Printed from:

Welcome to Columbia Magazine  

Carol Perkins: Drive-thru pitfalls

Previous Column: Bella and Honey

By Carol Perkins

A worker who took Guy's order at a drive-thru window as he specifically said: "no cheese on that burger" at least three times is labeled an idiot when Guy gets home with a cheeseburger. "I told that girl three times only meat and a bun. Meat and a bun. Three times. Here is what you get. A cheeseburger." We all know kids who do a good job, but he didn't meet any that day.

When Guy offers to bring me lunch but has to tell the person at the window he wants a "plain" anything, he takes it personally, as if I have somehow caused him severe embarrassment. "If you ate food like everyone else, this wouldn't happen."

"I eat my hamburger the way I want it, and besides, no hamburger automatically comes with cheese. That is called a CHEESEBURGER," I retorted. Why the drive-thru people (many of them) don't understand what a plain HAMBURGER means comes under the heading of "lack of training." Demonstrate: lay a hamburger on a counter and a bun beside it; place another hamburger on a counter, slap a piece of cheese on it, lay it beside a bun and compare the two. Tell the person preparing the sandwiches the difference: a cheeseburger has cheese. Lack of training is my assessment of the problem.

My father would often embarrass me at the Tastee Freeze in Glasgow near the Bowling Alley when he placed the family order. Naturally, I wanted my "plain" hamburger. Seldom did the order arrive correctly, so my father became overly dramatic. "Put the bun in one bag, the meat in another, and send it out." I never understand the problem. Seventy years later, I still can't get my plain hamburger without stressing the PLAIN and examining the burger when I get it.

When Guy finished his rant about those who worked there (anyone is an idiot, including himself, when something simple turns into a production), he sat at the kitchen table eating his fish sandwich. I heard rumbling. "Guess what?" he said from the other room. "You got a cheeseburger and instead of fish, I got a chicken sandwich. That piece has never seen a chicken."

Working fast food is not an easy job, but something so simple as a hamburger vs. a cheeseburger should not be an issue. After peeling off as much of the cheese as I could, I ate the cheeseburger because Guy had gone to so much trouble that the agitation sent his blood pressure soaring. Little things can often create more frustration than major problems.

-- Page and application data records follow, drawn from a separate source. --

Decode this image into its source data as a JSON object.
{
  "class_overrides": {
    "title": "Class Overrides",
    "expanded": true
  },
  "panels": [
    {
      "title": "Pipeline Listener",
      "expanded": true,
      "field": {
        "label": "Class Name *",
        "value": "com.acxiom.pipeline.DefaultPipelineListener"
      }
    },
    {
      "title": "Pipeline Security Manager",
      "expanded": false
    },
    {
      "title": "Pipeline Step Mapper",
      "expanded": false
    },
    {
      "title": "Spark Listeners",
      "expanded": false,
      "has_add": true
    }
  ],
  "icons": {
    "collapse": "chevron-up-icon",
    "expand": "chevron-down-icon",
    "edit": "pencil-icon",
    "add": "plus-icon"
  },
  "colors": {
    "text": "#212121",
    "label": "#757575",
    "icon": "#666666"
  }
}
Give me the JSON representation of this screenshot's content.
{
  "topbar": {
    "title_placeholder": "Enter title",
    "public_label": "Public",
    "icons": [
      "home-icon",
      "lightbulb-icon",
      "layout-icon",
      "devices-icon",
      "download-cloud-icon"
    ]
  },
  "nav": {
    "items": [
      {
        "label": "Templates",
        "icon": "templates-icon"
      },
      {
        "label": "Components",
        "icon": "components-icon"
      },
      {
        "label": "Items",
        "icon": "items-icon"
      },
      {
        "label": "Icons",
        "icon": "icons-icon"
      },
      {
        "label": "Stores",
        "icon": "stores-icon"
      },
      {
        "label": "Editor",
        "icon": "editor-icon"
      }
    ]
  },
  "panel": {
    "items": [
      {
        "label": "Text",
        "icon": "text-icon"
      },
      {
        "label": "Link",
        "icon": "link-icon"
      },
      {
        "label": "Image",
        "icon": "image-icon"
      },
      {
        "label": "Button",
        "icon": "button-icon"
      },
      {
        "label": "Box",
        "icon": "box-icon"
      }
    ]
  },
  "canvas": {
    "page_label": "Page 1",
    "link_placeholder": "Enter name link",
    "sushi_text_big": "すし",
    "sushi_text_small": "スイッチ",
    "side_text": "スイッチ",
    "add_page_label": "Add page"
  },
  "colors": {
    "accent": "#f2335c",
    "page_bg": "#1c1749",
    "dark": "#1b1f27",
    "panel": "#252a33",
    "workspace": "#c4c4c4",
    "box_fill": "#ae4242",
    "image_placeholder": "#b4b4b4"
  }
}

Not getting what he orders at a drive-thru lights Guy's fuse. Otherwise, he is a very cool, calm, and collected fellow!

Follow Susan and Carol-Unscripted on 99.1 the Hoss in Edmonton on Tuesdays from 10amCT to 11amCT and replay on Sundays from 4pmCT to 5pmCT. Listen to Carol's podcast at for entertaining stories and a replay of Susan and Carol-Unscripted.

This story was posted on 2019-04-06 05:41:54
Printable: this page is now automatically formatted for printing.
Have comments or corrections for this story? Use our contact form and let us know.


Quick Links to Popular Features

Looking for a story or picture?
Try our Photo Archive or our Stories Archive for all the information that's appeared on


Contact us: Columbia Magazine and are published by Linda Waggener and Pen Waggener, PO Box 906, Columbia, KY 42728.
Phone: 270.403.0017

Please use our contact page, or send questions about technical issues with this site to All logos and trademarks used on this site are property of their respective owners. All comments remain the property and responsibility of their posters, all articles and photos remain the property of their creators, and all the rest is copyright 1995-Present by Columbia Magazine. Privacy policy: use of this site requires no sharing of information. Voluntarily shared information may be published and made available to the public on this site and/or stored electronically. Anonymous submissions will be subject to additional verification. Cookies are not required to use our site. However, if you have cookies enabled in your web browser, some of our advertisers may use cookies for interest-based advertising across multiple domains. For more information about third-party advertising, visit the NAI web privacy site.